The word “photography” means “drawing with light.” It comes from the Greek words phos, or light, and graphê, or drawing. Throughout the 1800s, inventors across Europe created different ways to use light to record actual scenes and objects. Early photographic methods included calotypes, daguerreotypes, and photogravures. Each of these methods used a camera. These cameras weren’t like the ones we use today but instead were dark boxes with a small hole that let in light. Early photographers would place papers or plates, coated in a variety of chemicals, into the camera to expose them to the light, which would create a chemical reaction that made a photograph.
In the 1840s, British botanist Anna Atkins recorded the plants she collected and studied them using cyanotypes, a type of photography that does not require a camera. To make her images, Atkins would lay plant materials onto paper that was coated with iron compounds and set them in the sun. The ultraviolet light from the sun created a chemical reaction on the paper, producing a shadow image of the plant that was revealed when the paper was rinsed with water. This process has earned cyanotypes the nickname “sun prints.”
Atkins published her plant cyanotypes in a series of books, including Cyanotypes of British and Foreign Ferns from 1853. The cyanotype on display in the MFA’s special exhibition depicts a frond of the fern woodwardia virginica, also known as the Virginia Chain Fern. This plant is native to wetlands across the Eastern United States and Canada. It is one of the hundreds of species of plants that Atkins recorded using cyanotypes. Today, her books are considered by many to be the first illustrated with photographs, and she is often cited as the first female photographer.
Try creating your own cyanotypes at home! You can purchase “sun print” paper online or at a craft store. Once you have your paper, take a walk around your home, neighborhood, or favorite park to find plants, rocks, or other interesting items to use in your cyanotype. Once you have your paper and objects, follow the steps below to create your sun print. Use #MFAFromHome to share your creations with us online!
- Cyanotype or Sun Print Paper
- Leaves, sticks, flowers, rocks, shells, or other items from nature
- Because cyanotype paper is very sensitive to sunlight, don’t remove it from its packaging until you are ready to create your image. Gather the items you want to capture in your print, and decide how you want to arrange them on your paper.

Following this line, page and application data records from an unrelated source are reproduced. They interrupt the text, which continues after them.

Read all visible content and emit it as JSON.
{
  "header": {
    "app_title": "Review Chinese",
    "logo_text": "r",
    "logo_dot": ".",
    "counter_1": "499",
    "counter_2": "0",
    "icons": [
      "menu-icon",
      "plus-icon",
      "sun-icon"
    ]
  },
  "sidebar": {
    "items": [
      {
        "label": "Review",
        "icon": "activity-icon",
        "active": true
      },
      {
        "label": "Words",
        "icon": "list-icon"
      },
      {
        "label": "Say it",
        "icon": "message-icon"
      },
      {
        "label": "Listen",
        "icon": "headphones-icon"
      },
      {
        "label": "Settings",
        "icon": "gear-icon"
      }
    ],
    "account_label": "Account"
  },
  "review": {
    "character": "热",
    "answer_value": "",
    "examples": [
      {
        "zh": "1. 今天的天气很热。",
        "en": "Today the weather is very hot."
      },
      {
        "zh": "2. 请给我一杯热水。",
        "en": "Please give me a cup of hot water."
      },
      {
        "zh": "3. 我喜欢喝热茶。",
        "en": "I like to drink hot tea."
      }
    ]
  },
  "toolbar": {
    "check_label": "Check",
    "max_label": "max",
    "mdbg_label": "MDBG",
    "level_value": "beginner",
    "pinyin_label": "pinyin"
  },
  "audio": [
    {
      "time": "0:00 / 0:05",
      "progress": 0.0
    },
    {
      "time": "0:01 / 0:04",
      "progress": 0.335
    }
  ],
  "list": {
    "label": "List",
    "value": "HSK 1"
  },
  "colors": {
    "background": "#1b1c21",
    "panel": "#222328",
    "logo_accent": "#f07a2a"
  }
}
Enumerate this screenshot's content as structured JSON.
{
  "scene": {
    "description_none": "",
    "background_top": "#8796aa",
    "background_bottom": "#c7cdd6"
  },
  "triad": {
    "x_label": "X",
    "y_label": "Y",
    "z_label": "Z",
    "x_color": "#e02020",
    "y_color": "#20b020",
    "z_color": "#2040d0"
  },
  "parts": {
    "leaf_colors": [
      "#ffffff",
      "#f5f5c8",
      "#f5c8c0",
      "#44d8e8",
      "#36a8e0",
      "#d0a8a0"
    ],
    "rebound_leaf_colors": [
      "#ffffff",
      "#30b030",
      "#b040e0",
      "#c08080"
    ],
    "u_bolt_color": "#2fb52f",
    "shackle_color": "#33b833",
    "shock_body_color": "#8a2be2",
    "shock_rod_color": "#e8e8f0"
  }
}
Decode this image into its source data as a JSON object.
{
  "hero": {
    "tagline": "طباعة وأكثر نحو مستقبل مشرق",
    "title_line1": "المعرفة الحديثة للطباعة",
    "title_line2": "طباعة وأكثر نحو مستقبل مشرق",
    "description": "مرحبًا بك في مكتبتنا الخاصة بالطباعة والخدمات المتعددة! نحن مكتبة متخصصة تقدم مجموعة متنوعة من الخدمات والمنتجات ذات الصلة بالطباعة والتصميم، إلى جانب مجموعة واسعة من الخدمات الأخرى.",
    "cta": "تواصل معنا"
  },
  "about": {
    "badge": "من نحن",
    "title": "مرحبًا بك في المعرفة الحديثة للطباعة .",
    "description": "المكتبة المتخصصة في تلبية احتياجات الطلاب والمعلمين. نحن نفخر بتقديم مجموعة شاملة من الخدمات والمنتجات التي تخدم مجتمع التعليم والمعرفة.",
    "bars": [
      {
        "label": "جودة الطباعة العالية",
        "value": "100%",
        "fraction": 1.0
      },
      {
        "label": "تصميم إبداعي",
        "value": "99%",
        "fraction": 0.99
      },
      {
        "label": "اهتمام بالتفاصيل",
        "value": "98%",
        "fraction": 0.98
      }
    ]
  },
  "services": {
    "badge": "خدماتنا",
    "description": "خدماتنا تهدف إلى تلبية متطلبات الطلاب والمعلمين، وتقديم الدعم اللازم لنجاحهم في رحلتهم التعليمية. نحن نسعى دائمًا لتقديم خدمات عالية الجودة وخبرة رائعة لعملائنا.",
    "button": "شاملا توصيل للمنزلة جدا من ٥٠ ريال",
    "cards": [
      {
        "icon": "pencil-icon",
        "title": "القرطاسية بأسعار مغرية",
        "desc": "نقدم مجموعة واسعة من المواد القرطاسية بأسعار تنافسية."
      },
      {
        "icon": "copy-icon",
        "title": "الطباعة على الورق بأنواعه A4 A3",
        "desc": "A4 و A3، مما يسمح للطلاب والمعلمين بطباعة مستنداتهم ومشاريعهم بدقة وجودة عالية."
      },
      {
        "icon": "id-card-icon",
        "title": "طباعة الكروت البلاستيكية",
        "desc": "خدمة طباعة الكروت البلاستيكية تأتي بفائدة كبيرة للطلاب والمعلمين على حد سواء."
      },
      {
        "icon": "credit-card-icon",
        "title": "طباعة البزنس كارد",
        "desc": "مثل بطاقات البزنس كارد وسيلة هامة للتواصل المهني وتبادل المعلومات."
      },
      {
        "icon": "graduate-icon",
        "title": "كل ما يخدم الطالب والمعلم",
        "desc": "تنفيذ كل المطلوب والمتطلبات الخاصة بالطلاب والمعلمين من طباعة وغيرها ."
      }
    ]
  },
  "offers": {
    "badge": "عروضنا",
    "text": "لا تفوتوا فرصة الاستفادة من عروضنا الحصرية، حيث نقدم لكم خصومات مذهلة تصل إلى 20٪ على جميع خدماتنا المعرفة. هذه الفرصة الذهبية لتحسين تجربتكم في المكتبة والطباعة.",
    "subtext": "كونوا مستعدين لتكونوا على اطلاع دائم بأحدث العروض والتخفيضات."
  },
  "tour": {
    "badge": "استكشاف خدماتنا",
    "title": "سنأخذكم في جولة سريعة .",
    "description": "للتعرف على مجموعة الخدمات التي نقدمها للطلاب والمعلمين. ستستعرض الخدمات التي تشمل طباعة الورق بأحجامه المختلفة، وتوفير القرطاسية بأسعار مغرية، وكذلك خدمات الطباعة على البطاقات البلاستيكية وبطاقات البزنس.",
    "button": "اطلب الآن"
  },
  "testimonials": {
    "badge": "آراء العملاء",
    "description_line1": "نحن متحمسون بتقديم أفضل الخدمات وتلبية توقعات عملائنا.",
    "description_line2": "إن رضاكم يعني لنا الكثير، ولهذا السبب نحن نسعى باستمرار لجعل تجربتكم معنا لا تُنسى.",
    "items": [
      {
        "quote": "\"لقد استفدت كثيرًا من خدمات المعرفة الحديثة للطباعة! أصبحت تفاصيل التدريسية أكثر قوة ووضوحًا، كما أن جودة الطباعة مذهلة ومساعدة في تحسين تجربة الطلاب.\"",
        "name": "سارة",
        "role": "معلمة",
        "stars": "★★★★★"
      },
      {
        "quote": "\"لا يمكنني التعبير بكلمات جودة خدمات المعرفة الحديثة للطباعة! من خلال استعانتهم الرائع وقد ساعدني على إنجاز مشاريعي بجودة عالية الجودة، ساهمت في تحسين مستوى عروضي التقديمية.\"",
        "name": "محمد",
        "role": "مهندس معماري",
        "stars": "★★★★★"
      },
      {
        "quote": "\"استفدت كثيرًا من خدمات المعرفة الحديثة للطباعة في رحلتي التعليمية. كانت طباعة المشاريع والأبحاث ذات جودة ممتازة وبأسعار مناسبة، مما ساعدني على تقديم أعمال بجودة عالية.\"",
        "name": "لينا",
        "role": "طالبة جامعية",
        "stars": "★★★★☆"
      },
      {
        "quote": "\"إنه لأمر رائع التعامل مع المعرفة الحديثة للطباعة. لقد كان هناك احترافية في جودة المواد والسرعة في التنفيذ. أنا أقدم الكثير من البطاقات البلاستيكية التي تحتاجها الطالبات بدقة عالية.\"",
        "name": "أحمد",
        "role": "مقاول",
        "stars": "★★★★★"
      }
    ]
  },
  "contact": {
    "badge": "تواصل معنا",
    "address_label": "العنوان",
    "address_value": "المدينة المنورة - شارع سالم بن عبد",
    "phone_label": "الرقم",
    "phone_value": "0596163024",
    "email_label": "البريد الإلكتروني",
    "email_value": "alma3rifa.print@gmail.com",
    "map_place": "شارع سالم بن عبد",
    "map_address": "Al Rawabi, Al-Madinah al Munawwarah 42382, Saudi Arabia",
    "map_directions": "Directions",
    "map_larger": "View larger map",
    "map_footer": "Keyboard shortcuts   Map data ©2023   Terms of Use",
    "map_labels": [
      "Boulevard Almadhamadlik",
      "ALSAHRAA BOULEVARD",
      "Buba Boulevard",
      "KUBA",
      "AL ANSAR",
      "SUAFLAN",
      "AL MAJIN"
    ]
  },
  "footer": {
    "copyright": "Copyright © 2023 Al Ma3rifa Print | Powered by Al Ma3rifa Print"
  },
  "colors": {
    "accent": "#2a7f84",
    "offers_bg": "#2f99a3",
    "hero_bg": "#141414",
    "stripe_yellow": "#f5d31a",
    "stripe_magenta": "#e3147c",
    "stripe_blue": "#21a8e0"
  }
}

- In a very sunny spot, remove your cyanotype paper from its packaging, and lay it down in the sun with the blue side up. Quickly lay down your plants, rocks, or shells on the paper.
- Leave your paper and items in the sun for approximately 3 minutes, or until the blue paper turns white. Remember, not to touch or move any objects while your print is developing.
- When the paper has turned white, carefully remove your items and rinse the print in lukewarm water for 1 minute. Lay your print flat to air dry. As it dries, the background of your paper will turn blue again, while the shadow image of your objects will turn white!
- Optional: Research the types of plants, rocks, shells, or other natural items you used for your print. On the back of your print, or on a separate piece of paper, write down the name of the item, where you found it, and three interesting facts about it. Create a series of sun prints with different types of plants or objects, and bind them together to make a book like Anna Atkins!
Image: Anna Atkins, British, 1799–1871, Woodwardica Virginica (America), from Cyanotypes of British and Foreign Ferns, 1853 Cyanotype, On loan from the Drapkin Collection